* [What to work on] Copy out the data in full, keeping each line exactly as it reads.
(Beginning of Task input)
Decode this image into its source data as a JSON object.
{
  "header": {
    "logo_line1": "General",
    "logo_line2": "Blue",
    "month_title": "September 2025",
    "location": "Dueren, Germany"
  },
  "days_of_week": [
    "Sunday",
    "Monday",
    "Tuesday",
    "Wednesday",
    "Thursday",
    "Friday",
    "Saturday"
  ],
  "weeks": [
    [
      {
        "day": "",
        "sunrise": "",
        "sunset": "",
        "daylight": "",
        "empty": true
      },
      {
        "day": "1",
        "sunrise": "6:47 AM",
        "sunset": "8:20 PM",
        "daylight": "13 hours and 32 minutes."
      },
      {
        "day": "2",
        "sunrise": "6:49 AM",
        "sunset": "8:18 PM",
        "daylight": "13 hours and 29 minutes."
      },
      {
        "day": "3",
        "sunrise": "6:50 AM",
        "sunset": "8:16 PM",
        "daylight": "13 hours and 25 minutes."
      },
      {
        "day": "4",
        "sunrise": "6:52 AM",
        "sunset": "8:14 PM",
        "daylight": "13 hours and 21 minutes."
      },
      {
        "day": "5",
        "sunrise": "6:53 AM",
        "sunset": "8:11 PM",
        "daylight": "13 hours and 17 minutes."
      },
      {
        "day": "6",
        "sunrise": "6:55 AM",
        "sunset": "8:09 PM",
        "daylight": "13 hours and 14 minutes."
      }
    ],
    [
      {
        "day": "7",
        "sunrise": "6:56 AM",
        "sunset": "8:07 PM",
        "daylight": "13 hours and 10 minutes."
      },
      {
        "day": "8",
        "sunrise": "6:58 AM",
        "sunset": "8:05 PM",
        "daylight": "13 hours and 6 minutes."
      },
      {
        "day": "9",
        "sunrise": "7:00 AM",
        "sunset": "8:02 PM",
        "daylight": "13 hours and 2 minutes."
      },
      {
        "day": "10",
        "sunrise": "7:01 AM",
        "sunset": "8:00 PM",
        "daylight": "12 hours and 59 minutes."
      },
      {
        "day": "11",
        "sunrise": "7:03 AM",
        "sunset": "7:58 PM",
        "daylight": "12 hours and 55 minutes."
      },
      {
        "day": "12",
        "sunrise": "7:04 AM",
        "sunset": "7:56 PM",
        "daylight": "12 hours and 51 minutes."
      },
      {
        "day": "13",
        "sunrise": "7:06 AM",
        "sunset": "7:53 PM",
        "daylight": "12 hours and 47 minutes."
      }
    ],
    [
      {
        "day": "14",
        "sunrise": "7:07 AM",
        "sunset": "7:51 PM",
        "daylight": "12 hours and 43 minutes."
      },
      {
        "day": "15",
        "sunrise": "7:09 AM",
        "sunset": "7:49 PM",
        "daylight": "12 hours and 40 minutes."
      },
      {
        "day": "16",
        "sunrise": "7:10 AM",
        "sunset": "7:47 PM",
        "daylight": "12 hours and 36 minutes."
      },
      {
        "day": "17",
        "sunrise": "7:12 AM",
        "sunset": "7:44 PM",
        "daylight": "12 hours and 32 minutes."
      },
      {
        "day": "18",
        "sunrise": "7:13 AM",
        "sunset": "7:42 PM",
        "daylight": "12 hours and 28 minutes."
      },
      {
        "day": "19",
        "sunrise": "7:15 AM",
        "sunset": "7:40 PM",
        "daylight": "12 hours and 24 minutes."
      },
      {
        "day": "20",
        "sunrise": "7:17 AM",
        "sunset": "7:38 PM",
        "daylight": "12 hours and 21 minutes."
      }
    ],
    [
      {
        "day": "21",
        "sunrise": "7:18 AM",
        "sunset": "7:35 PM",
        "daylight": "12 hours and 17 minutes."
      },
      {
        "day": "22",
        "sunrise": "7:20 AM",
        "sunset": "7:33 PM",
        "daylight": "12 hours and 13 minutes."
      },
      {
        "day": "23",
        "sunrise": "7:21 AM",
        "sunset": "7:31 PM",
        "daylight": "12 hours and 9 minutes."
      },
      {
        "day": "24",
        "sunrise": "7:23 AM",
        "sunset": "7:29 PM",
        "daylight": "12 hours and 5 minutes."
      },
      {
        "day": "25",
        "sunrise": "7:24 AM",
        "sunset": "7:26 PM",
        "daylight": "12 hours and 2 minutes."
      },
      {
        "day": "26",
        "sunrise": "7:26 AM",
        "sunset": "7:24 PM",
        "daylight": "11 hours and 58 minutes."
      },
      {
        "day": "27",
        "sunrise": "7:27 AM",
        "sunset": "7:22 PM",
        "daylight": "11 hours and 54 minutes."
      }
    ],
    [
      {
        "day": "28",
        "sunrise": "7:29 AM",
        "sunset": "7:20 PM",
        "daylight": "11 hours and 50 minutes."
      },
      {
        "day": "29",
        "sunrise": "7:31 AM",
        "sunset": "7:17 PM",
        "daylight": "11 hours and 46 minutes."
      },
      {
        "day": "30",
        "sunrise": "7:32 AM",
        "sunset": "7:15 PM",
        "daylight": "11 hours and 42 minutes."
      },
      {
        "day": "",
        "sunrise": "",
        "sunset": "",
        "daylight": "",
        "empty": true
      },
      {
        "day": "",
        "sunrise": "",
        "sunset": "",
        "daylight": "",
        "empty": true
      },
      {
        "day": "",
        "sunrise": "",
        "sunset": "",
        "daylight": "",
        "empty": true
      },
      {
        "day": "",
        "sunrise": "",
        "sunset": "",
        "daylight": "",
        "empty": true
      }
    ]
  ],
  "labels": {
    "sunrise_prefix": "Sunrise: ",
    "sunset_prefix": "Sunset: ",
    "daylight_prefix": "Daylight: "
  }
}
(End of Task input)
* [Task result]
Decode this image into its source data as a JSON object.
{
  "header": {
    "logo_line1": "General",
    "logo_line2": "Blue",
    "month_title": "September 2025",
    "location": "Dueren, Germany"
  },
  "days_of_week": [
    "Sunday",
    "Monday",
    "Tuesday",
    "Wednesday",
    "Thursday",
    "Friday",
    "Saturday"
  ],
  "weeks": [
    [
      {
        "day": "",
        "sunrise": "",
        "sunset": "",
        "daylight": "",
        "empty": true
      },
      {
        "day": "1",
        "sunrise": "6:47 AM",
        "sunset": "8:20 PM",
        "daylight": "13 hours and 32 minutes."
      },
      {
        "day": "2",
        "sunrise": "6:49 AM",
        "sunset": "8:18 PM",
        "daylight": "13 hours and 29 minutes."
      },
      {
        "day": "3",
        "sunrise": "6:50 AM",
        "sunset": "8:16 PM",
        "daylight": "13 hours and 25 minutes."
      },
      {
        "day": "4",
        "sunrise": "6:52 AM",
        "sunset": "8:14 PM",
        "daylight": "13 hours and 21 minutes."
      },
      {
        "day": "5",
        "sunrise": "6:53 AM",
        "sunset": "8:11 PM",
        "daylight": "13 hours and 17 minutes."
      },
      {
        "day": "6",
        "sunrise": "6:55 AM",
        "sunset": "8:09 PM",
        "daylight": "13 hours and 14 minutes."
      }
    ],
    [
      {
        "day": "7",
        "sunrise": "6:56 AM",
        "sunset": "8:07 PM",
        "daylight": "13 hours and 10 minutes."
      },
      {
        "day": "8",
        "sunrise": "6:58 AM",
        "sunset": "8:05 PM",
        "daylight": "13 hours and 6 minutes."
      },
      {
        "day": "9",
        "sunrise": "7:00 AM",
        "sunset": "8:02 PM",
        "daylight": "13 hours and 2 minutes."
      },
      {
        "day": "10",
        "sunrise": "7:01 AM",
        "sunset": "8:00 PM",
        "daylight": "12 hours and 59 minutes."
      },
      {
        "day": "11",
        "sunrise": "7:03 AM",
        "sunset": "7:58 PM",
        "daylight": "12 hours and 55 minutes."
      },
      {
        "day": "12",
        "sunrise": "7:04 AM",
        "sunset": "7:56 PM",
        "daylight": "12 hours and 51 minutes."
      },
      {
        "day": "13",
        "sunrise": "7:06 AM",
        "sunset": "7:53 PM",
        "daylight": "12 hours and 47 minutes."
      }
    ],
    [
      {
        "day": "14",
        "sunrise": "7:07 AM",
        "sunset": "7:51 PM",
        "daylight": "12 hours and 43 minutes."
      },
      {
        "day": "15",
        "sunrise": "7:09 AM",
        "sunset": "7:49 PM",
        "daylight": "12 hours and 40 minutes."
      },
      {
        "day": "16",
        "sunrise": "7:10 AM",
        "sunset": "7:47 PM",
        "daylight": "12 hours and 36 minutes."
      },
      {
        "day": "17",
        "sunrise": "7:12 AM",
        "sunset": "7:44 PM",
        "daylight": "12 hours and 32 minutes."
      },
      {
        "day": "18",
        "sunrise": "7:13 AM",
        "sunset": "7:42 PM",
        "daylight": "12 hours and 28 minutes."
      },
      {
        "day": "19",
        "sunrise": "7:15 AM",
        "sunset": "7:40 PM",
        "daylight": "12 hours and 24 minutes."
      },
      {
        "day": "20",
        "sunrise": "7:17 AM",
        "sunset": "7:38 PM",
        "daylight": "12 hours and 21 minutes."
      }
    ],
    [
      {
        "day": "21",
        "sunrise": "7:18 AM",
        "sunset": "7:35 PM",
        "daylight": "12 hours and 17 minutes."
      },
      {
        "day": "22",
        "sunrise": "7:20 AM",
        "sunset": "7:33 PM",
        "daylight": "12 hours and 13 minutes."
      },
      {
        "day": "23",
        "sunrise": "7:21 AM",
        "sunset": "7:31 PM",
        "daylight": "12 hours and 9 minutes."
      },
      {
        "day": "24",
        "sunrise": "7:23 AM",
        "sunset": "7:29 PM",
        "daylight": "12 hours and 5 minutes."
      },
      {
        "day": "25",
        "sunrise": "7:24 AM",
        "sunset": "7:26 PM",
        "daylight": "12 hours and 2 minutes."
      },
      {
        "day": "26",
        "sunrise": "7:26 AM",
        "sunset": "7:24 PM",
        "daylight": "11 hours and 58 minutes."
      },
      {
        "day": "27",
        "sunrise": "7:27 AM",
        "sunset": "7:22 PM",
        "daylight": "11 hours and 54 minutes."
      }
    ],
    [
      {
        "day": "28",
        "sunrise": "7:29 AM",
        "sunset": "7:20 PM",
        "daylight": "11 hours and 50 minutes."
      },
      {
        "day": "29",
        "sunrise": "7:31 AM",
        "sunset": "7:17 PM",
        "daylight": "11 hours and 46 minutes."
      },
      {
        "day": "30",
        "sunrise": "7:32 AM",
        "sunset": "7:15 PM",
        "daylight": "11 hours and 42 minutes."
      },
      {
        "day": "",
        "sunrise": "",
        "sunset": "",
        "daylight": "",
        "empty": true
      },
      {
        "day": "",
        "sunrise": "",
        "sunset": "",
        "daylight": "",
        "empty": true
      },
      {
        "day": "",
        "sunrise": "",
        "sunset": "",
        "daylight": "",
        "empty": true
      },
      {
        "day": "",
        "sunrise": "",
        "sunset": "",
        "daylight": "",
        "empty": true
      }
    ]
  ],
  "labels": {
    "sunrise_prefix": "Sunrise: ",
    "sunset_prefix": "Sunset: ",
    "daylight_prefix": "Daylight: "
  }
}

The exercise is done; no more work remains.